Sunday, July 27, 2008

Rabies Risk?

I am sure this is more paranoia due to the fact that Mastocytosis causes problems with everything but I feel the need to post this here to see if anyone has any feedback:

Today Ethan and I were in the parking lots of a Michaels and we encountered a baby skunk. It was so tiny, maybe the size of Ethan's hand (not including the tail) and was stumbling around. It seemed lost, possibly injured, and very needy (it kept approaching the two of us as we stood in the rain trying to call various animal rescues/police departments to no avail). It was obviously a baby/young adolescent and should've still been with its mother, but it was alone.

The storm was getting worse, and we couldn't stand outside in the lightning storm waiting for the cops to possibly arrive to deal with the skunk. I ran into the store and they gave me a big box, which I handed off to Ethan. I didn't want to get too close to the skunk in case it sprayed (i have no idea if getting sprayed or being near a spray would send me into shock). I went back into the store, and ethan captured the skunk in the box (at no time did he touch it, at no time did it make any attempt to bite or scratch him) and carried it over to a wooded area far away from the parking lot. No physical contact was ever made with the skunk.

When we got home I developed a blinding headache (most likely the weather or my first ocular migraine) and decided to do some research on skunks. Of course it turns out that many of the behaviors our little friend was exhibiting could've been rabies (out in daylight, docile, unafraid of humans, weak) though they also may have been the result of being separating from its mother and not receiving adequate nutrition.

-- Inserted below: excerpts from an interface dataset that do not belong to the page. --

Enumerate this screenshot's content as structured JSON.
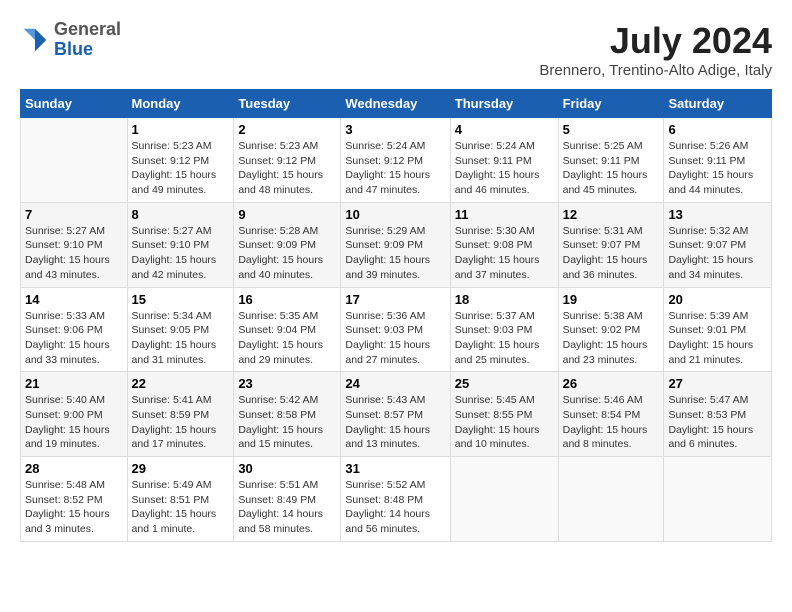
{
  "header": {
    "logo": {
      "general": "General",
      "blue": "Blue"
    },
    "title": "July 2024",
    "location": "Brennero, Trentino-Alto Adige, Italy"
  },
  "columns": [
    "Sunday",
    "Monday",
    "Tuesday",
    "Wednesday",
    "Thursday",
    "Friday",
    "Saturday"
  ],
  "weeks": [
    [
      {
        "day": "",
        "info": ""
      },
      {
        "day": "1",
        "info": "Sunrise: 5:23 AM\nSunset: 9:12 PM\nDaylight: 15 hours\nand 49 minutes."
      },
      {
        "day": "2",
        "info": "Sunrise: 5:23 AM\nSunset: 9:12 PM\nDaylight: 15 hours\nand 48 minutes."
      },
      {
        "day": "3",
        "info": "Sunrise: 5:24 AM\nSunset: 9:12 PM\nDaylight: 15 hours\nand 47 minutes."
      },
      {
        "day": "4",
        "info": "Sunrise: 5:24 AM\nSunset: 9:11 PM\nDaylight: 15 hours\nand 46 minutes."
      },
      {
        "day": "5",
        "info": "Sunrise: 5:25 AM\nSunset: 9:11 PM\nDaylight: 15 hours\nand 45 minutes."
      },
      {
        "day": "6",
        "info": "Sunrise: 5:26 AM\nSunset: 9:11 PM\nDaylight: 15 hours\nand 44 minutes."
      }
    ],
    [
      {
        "day": "7",
        "info": "Sunrise: 5:27 AM\nSunset: 9:10 PM\nDaylight: 15 hours\nand 43 minutes."
      },
      {
        "day": "8",
        "info": "Sunrise: 5:27 AM\nSunset: 9:10 PM\nDaylight: 15 hours\nand 42 minutes."
      },
      {
        "day": "9",
        "info": "Sunrise: 5:28 AM\nSunset: 9:09 PM\nDaylight: 15 hours\nand 40 minutes."
      },
      {
        "day": "10",
        "info": "Sunrise: 5:29 AM\nSunset: 9:09 PM\nDaylight: 15 hours\nand 39 minutes."
      },
      {
        "day": "11",
        "info": "Sunrise: 5:30 AM\nSunset: 9:08 PM\nDaylight: 15 hours\nand 37 minutes."
      },
      {
        "day": "12",
        "info": "Sunrise: 5:31 AM\nSunset: 9:07 PM\nDaylight: 15 hours\nand 36 minutes."
      },
      {
        "day": "13",
        "info": "Sunrise: 5:32 AM\nSunset: 9:07 PM\nDaylight: 15 hours\nand 34 minutes."
      }
    ],
    [
      {
        "day": "14",
        "info": "Sunrise: 5:33 AM\nSunset: 9:06 PM\nDaylight: 15 hours\nand 33 minutes."
      },
      {
        "day": "15",
        "info": "Sunrise: 5:34 AM\nSunset: 9:05 PM\nDaylight: 15 hours\nand 31 minutes."
      },
      {
        "day": "16",
        "info": "Sunrise: 5:35 AM\nSunset: 9:04 PM\nDaylight: 15 hours\nand 29 minutes."
      },
      {
        "day": "17",
        "info": "Sunrise: 5:36 AM\nSunset: 9:03 PM\nDaylight: 15 hours\nand 27 minutes."
      },
      {
        "day": "18",
        "info": "Sunrise: 5:37 AM\nSunset: 9:03 PM\nDaylight: 15 hours\nand 25 minutes."
      },
      {
        "day": "19",
        "info": "Sunrise: 5:38 AM\nSunset: 9:02 PM\nDaylight: 15 hours\nand 23 minutes."
      },
      {
        "day": "20",
        "info": "Sunrise: 5:39 AM\nSunset: 9:01 PM\nDaylight: 15 hours\nand 21 minutes."
      }
    ],
    [
      {
        "day": "21",
        "info": "Sunrise: 5:40 AM\nSunset: 9:00 PM\nDaylight: 15 hours\nand 19 minutes."
      },
      {
        "day": "22",
        "info": "Sunrise: 5:41 AM\nSunset: 8:59 PM\nDaylight: 15 hours\nand 17 minutes."
      },
      {
        "day": "23",
        "info": "Sunrise: 5:42 AM\nSunset: 8:58 PM\nDaylight: 15 hours\nand 15 minutes."
      },
      {
        "day": "24",
        "info": "Sunrise: 5:43 AM\nSunset: 8:57 PM\nDaylight: 15 hours\nand 13 minutes."
      },
      {
        "day": "25",
        "info": "Sunrise: 5:45 AM\nSunset: 8:55 PM\nDaylight: 15 hours\nand 10 minutes."
      },
      {
        "day": "26",
        "info": "Sunrise: 5:46 AM\nSunset: 8:54 PM\nDaylight: 15 hours\nand 8 minutes."
      },
      {
        "day": "27",
        "info": "Sunrise: 5:47 AM\nSunset: 8:53 PM\nDaylight: 15 hours\nand 6 minutes."
      }
    ],
    [
      {
        "day": "28",
        "info": "Sunrise: 5:48 AM\nSunset: 8:52 PM\nDaylight: 15 hours\nand 3 minutes."
      },
      {
        "day": "29",
        "info": "Sunrise: 5:49 AM\nSunset: 8:51 PM\nDaylight: 15 hours\nand 1 minute."
      },
      {
        "day": "30",
        "info": "Sunrise: 5:51 AM\nSunset: 8:49 PM\nDaylight: 14 hours\nand 58 minutes."
      },
      {
        "day": "31",
        "info": "Sunrise: 5:52 AM\nSunset: 8:48 PM\nDaylight: 14 hours\nand 56 minutes."
      },
      {
        "day": "",
        "info": ""
      },
      {
        "day": "",
        "info": ""
      },
      {
        "day": "",
        "info": ""
      }
    ]
  ]
}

So, my chemistry/veterinary inclined friends, what, if any, risk does ethan have from interacting with the skunk as loosely as he did? again no physical contact was ever made between them, but i don't know if there is possible transmission through say, flea bites or something. and in kind, what is the possibly transmission rate (if any) to me or to him?